More so, Inarritu took a step forward in applying his established extended takes, limiting distracting cuts and resting deftly on shots of the uninhabited, undisturbed, and seemingly unthreatening landscape. Still, for the most part, none of these calm frames feel random or forced. Their frequency may have propelled the 2 and a half hour runtime into a territory too redundant, yet it would still be so difficult to decide which gallery-worthy shots to cut. Sound plays another major, perhaps under appreciated, role in this immersion, as dialogue is chiseled to necessity while the modestly used score features lengthy pauses to incorporate the crunching of snow, moaning of trees, chirping of birds, and howling of wind as individual and pivotal instruments.
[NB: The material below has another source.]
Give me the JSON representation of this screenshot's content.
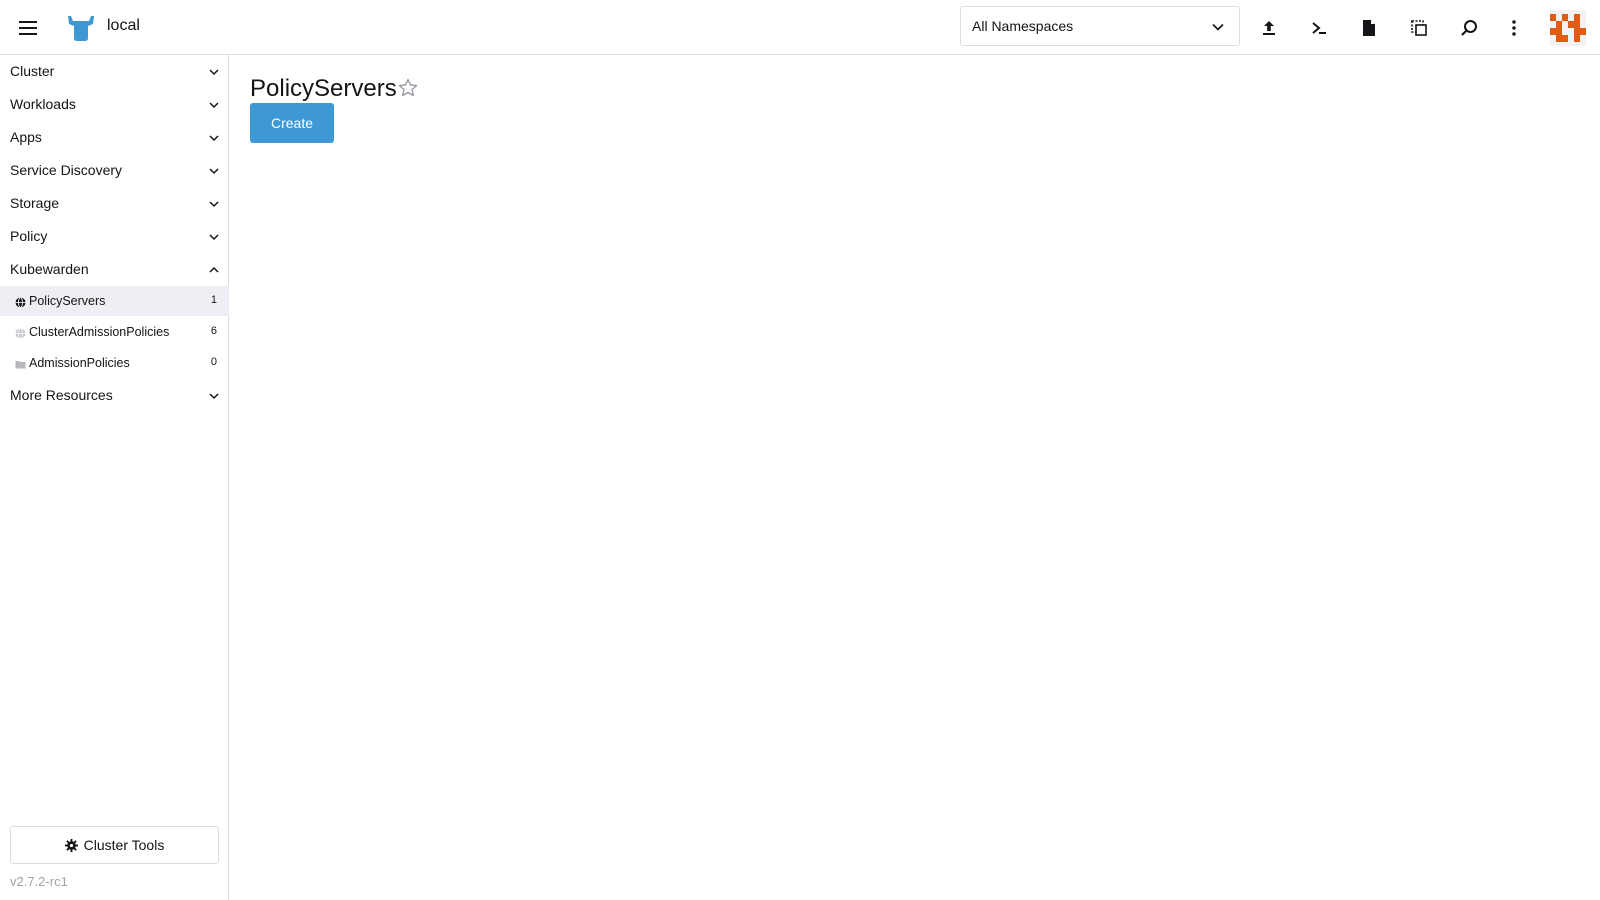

Still, for as much as the environment is in the spotlight, DiCaprio and Hardy are undoubtedly the two consistent driving forces. Rendering John with an inherent craze, Hardy employs the same commutative eyes from The Dark Knight Rises and Mad Max: Fury Road, except behind a barbaric wad of facial hair, almost biker gang-esque—making his less morally inclined reflection of Hugh into a dangerously unpredictable survivalist. Not to be outdone, DiCaprio has reportedly called this role the most taxing of his career. Upon research it’s easy to see why: not only did the vegetarian actor consume a hunk of raw bison’s liver, but he also had to learn to properly shoot a musket, build a fire, speak both Pawnee and Arikara languages, and study ancient healing methods. But you don’t need to hop on Google to fully appreciate DiCaprio’s commitment, just witnessing the actor crawl through the snow and dirt, devour a raw fish—in a enormous fur coat, scraping bone marrow from an already-devoured corpse, the actor is evidently immersed in this animalistic transformation. And, interestingly enough, DiCaprio, speaking maybe 20 or so lines in the entire film, likely made the conscious decision to opt for a more physically demanding role when turning down the lead for Steve Jobs and Sorkin’s witty dialogue. After all, since The Academy didn’t award his vulgar wolf the year prior it only makes sense that now he actually has to become one.